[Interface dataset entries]

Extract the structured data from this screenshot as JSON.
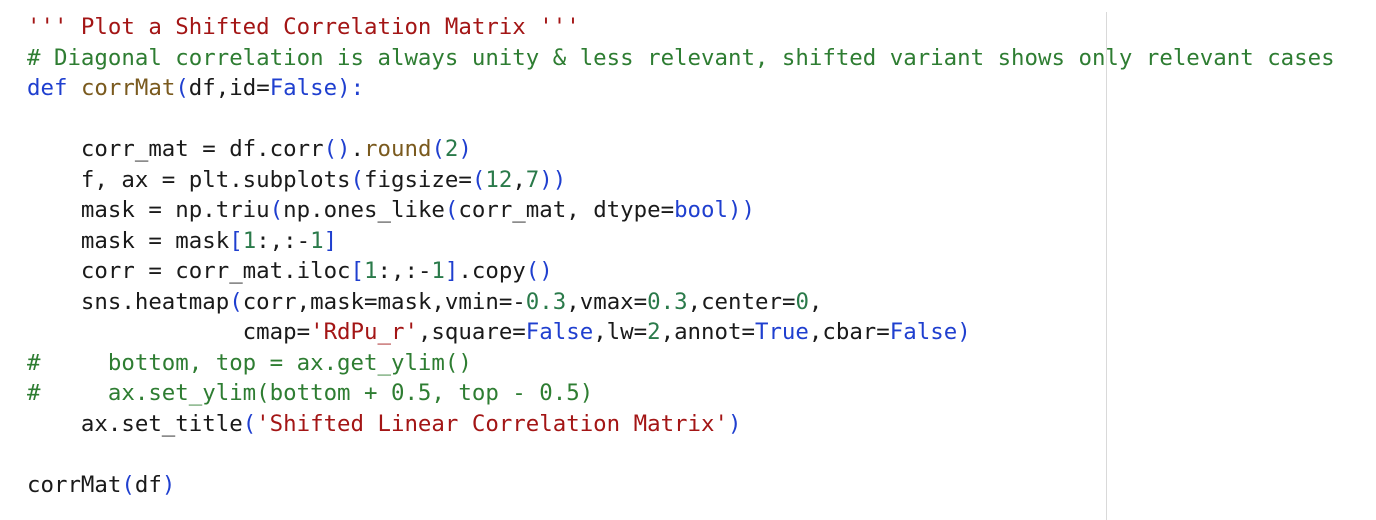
{
  "colors": {
    "string": "#a31515",
    "comment": "#2e7d32",
    "keyword": "#1f3fcf",
    "function": "#7a5a1e",
    "number": "#2a7a4a",
    "plain": "#1a1a1a",
    "background": "#ffffff",
    "ruler": "#d9d9d9"
  },
  "code_lines": [
    [
      {
        "t": "''' Plot a Shifted Correlation Matrix '''",
        "c": "string"
      }
    ],
    [
      {
        "t": "# Diagonal correlation is always unity & less relevant, shifted variant shows only relevant cases",
        "c": "comment"
      }
    ],
    [
      {
        "t": "def",
        "c": "keyword"
      },
      {
        "t": " ",
        "c": "plain"
      },
      {
        "t": "corrMat",
        "c": "func"
      },
      {
        "t": "(",
        "c": "bracket"
      },
      {
        "t": "df,id=",
        "c": "plain"
      },
      {
        "t": "False",
        "c": "keyword"
      },
      {
        "t": "):",
        "c": "bracket"
      }
    ],
    [
      {
        "t": "",
        "c": "plain"
      }
    ],
    [
      {
        "t": "    corr_mat = df.corr",
        "c": "plain"
      },
      {
        "t": "()",
        "c": "bracket"
      },
      {
        "t": ".",
        "c": "plain"
      },
      {
        "t": "round",
        "c": "func"
      },
      {
        "t": "(",
        "c": "bracket"
      },
      {
        "t": "2",
        "c": "number"
      },
      {
        "t": ")",
        "c": "bracket"
      }
    ],
    [
      {
        "t": "    f, ax = plt.subplots",
        "c": "plain"
      },
      {
        "t": "(",
        "c": "bracket"
      },
      {
        "t": "figsize=",
        "c": "plain"
      },
      {
        "t": "(",
        "c": "bracket"
      },
      {
        "t": "12",
        "c": "number"
      },
      {
        "t": ",",
        "c": "plain"
      },
      {
        "t": "7",
        "c": "number"
      },
      {
        "t": "))",
        "c": "bracket"
      }
    ],
    [
      {
        "t": "    mask = np.triu",
        "c": "plain"
      },
      {
        "t": "(",
        "c": "bracket"
      },
      {
        "t": "np.ones_like",
        "c": "plain"
      },
      {
        "t": "(",
        "c": "bracket"
      },
      {
        "t": "corr_mat, dtype=",
        "c": "plain"
      },
      {
        "t": "bool",
        "c": "keyword"
      },
      {
        "t": "))",
        "c": "bracket"
      }
    ],
    [
      {
        "t": "    mask = mask",
        "c": "plain"
      },
      {
        "t": "[",
        "c": "bracket"
      },
      {
        "t": "1",
        "c": "number"
      },
      {
        "t": ":,:-",
        "c": "plain"
      },
      {
        "t": "1",
        "c": "number"
      },
      {
        "t": "]",
        "c": "bracket"
      }
    ],
    [
      {
        "t": "    corr = corr_mat.iloc",
        "c": "plain"
      },
      {
        "t": "[",
        "c": "bracket"
      },
      {
        "t": "1",
        "c": "number"
      },
      {
        "t": ":,:-",
        "c": "plain"
      },
      {
        "t": "1",
        "c": "number"
      },
      {
        "t": "]",
        "c": "bracket"
      },
      {
        "t": ".copy",
        "c": "plain"
      },
      {
        "t": "()",
        "c": "bracket"
      }
    ],
    [
      {
        "t": "    sns.heatmap",
        "c": "plain"
      },
      {
        "t": "(",
        "c": "bracket"
      },
      {
        "t": "corr,mask=mask,vmin=-",
        "c": "plain"
      },
      {
        "t": "0.3",
        "c": "number"
      },
      {
        "t": ",vmax=",
        "c": "plain"
      },
      {
        "t": "0.3",
        "c": "number"
      },
      {
        "t": ",center=",
        "c": "plain"
      },
      {
        "t": "0",
        "c": "number"
      },
      {
        "t": ",",
        "c": "plain"
      }
    ],
    [
      {
        "t": "                cmap=",
        "c": "plain"
      },
      {
        "t": "'RdPu_r'",
        "c": "string"
      },
      {
        "t": ",square=",
        "c": "plain"
      },
      {
        "t": "False",
        "c": "keyword"
      },
      {
        "t": ",lw=",
        "c": "plain"
      },
      {
        "t": "2",
        "c": "number"
      },
      {
        "t": ",annot=",
        "c": "plain"
      },
      {
        "t": "True",
        "c": "keyword"
      },
      {
        "t": ",cbar=",
        "c": "plain"
      },
      {
        "t": "False",
        "c": "keyword"
      },
      {
        "t": ")",
        "c": "bracket"
      }
    ],
    [
      {
        "t": "#     bottom, top = ax.get_ylim()",
        "c": "comment"
      }
    ],
    [
      {
        "t": "#     ax.set_ylim(bottom + 0.5, top - 0.5)",
        "c": "comment"
      }
    ],
    [
      {
        "t": "    ax.set_title",
        "c": "plain"
      },
      {
        "t": "(",
        "c": "bracket"
      },
      {
        "t": "'Shifted Linear Correlation Matrix'",
        "c": "string"
      },
      {
        "t": ")",
        "c": "bracket"
      }
    ],
    [
      {
        "t": "",
        "c": "plain"
      }
    ],
    [
      {
        "t": "corrMat",
        "c": "plain"
      },
      {
        "t": "(",
        "c": "bracket"
      },
      {
        "t": "df",
        "c": "plain"
      },
      {
        "t": ")",
        "c": "bracket"
      }
    ]
  ]
}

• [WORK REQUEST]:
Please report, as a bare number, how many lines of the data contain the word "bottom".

• [OUTPUT OF THE EXERCISE]:
2